And how can we forget crunchy and yummy dog treats? They are healthy and are made of ingredients specifically for dogs. You can find the dog treats that your dog loves the most. Please avoid feeding them chocolate cookies or brownies. They are also toxic to dogs.
5. Fruity yogurt bars
Last, if your dog loves sweet treats, why give them chocolate when you can give them a fruity delight? All you have to do is follow these three simple steps:
Step 2: Pour plain unsweetened yogurt into that bowl (You can choose if you want more fruits or more yogurt consistency).
Step 3: Freeze the mixture in an ice tray.
And there you have it! The fruity popsicles.
Note: Please do not serve your dog this treat if they have diabetes. Also, even if they do not have diabetes, it should be an occasional treat.
Our final thoughts on “can dogs eat chocolate?” is NO. It would help if you did not feed your dog chocolate. Even small amounts of chocolate can harm your dog. Another crucial thing is that you should not wait for the symptoms to hit your dog. You can explore other human foods you and your pup can enjoy together.
Frequently Asked Questions
If you have a medium to large-sized dog, a tiny lick of chocolate may not harm them. But the same amount can harm a small-sized dog. Also, it all depends upon the ability to digest theobromine, a major ingredient in cocoa butter. You should avoid giving chocolate to dogs at all costs and consult your veterinarian if they ate a piece or two of chocolate. Please do not wait for the symptoms to hit.

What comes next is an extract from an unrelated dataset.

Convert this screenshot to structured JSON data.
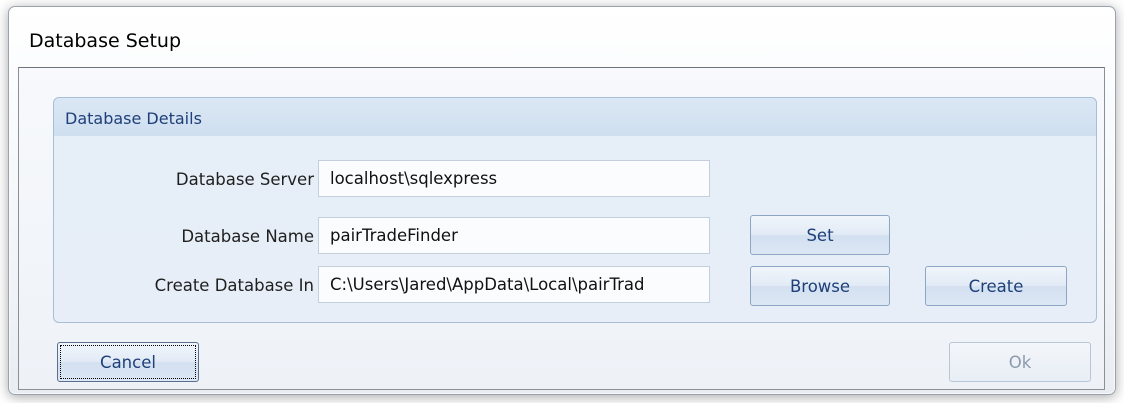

Yes, chocolate chips are, again, just chocolate. Be it milk, white, or dark chocolate, it should not be served to dogs. Although 1-2 chocolate chips should not make your dog sick, you must consult your veterinarian. Every dog has different digesting abilities, and 1-2 chocolate chips may or may not harm your dog immensely.

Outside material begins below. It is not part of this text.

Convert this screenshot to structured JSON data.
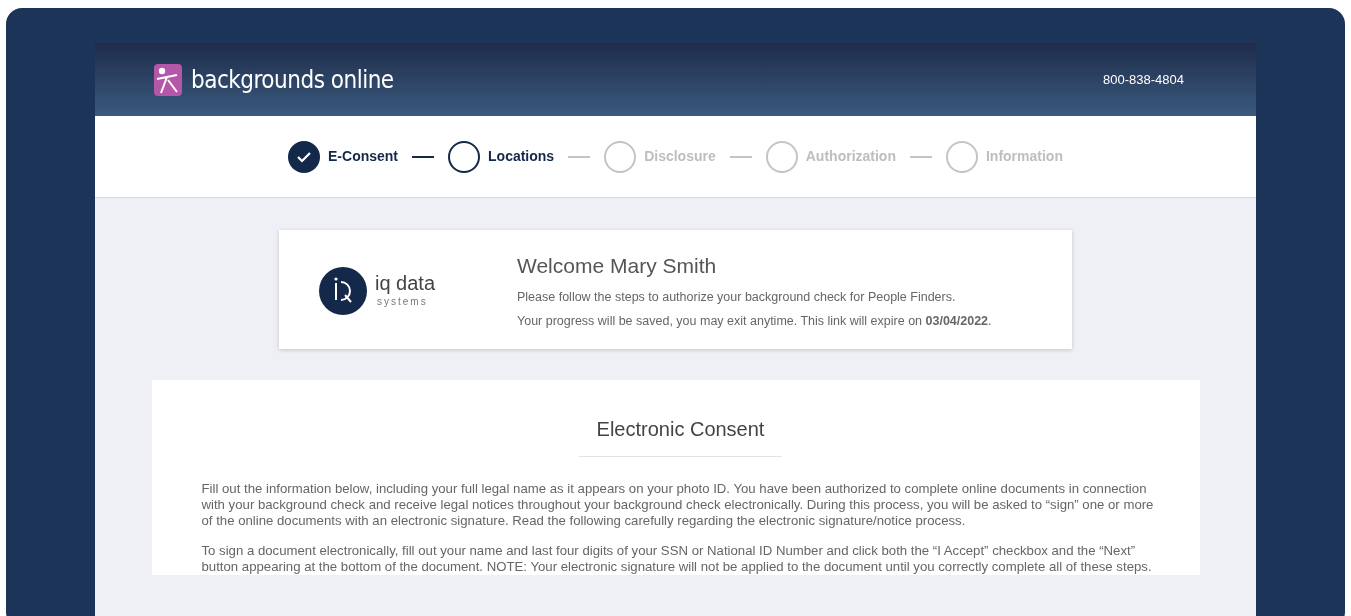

No, chocolate donuts are dunked in large quantities of chocolate. You may wish more chocolate in your donuts, but it is toxic to dogs. It would help if you never feed your dog chocolate donuts in any amount. They also have the same ingredients as theobromine in the chocolate, which can make your dog very ill. If your dog ate a chocolate donut, consult your veterinarian immediately.
There is no fixed time for chocolate to show effects on dogs. The estimated time can be 6-12 hours after eating chocolate. However, it might be different for all the dogs. If your dog ate chocolate, do not wait for them to show any signs. You must contact your veterinarian immediately.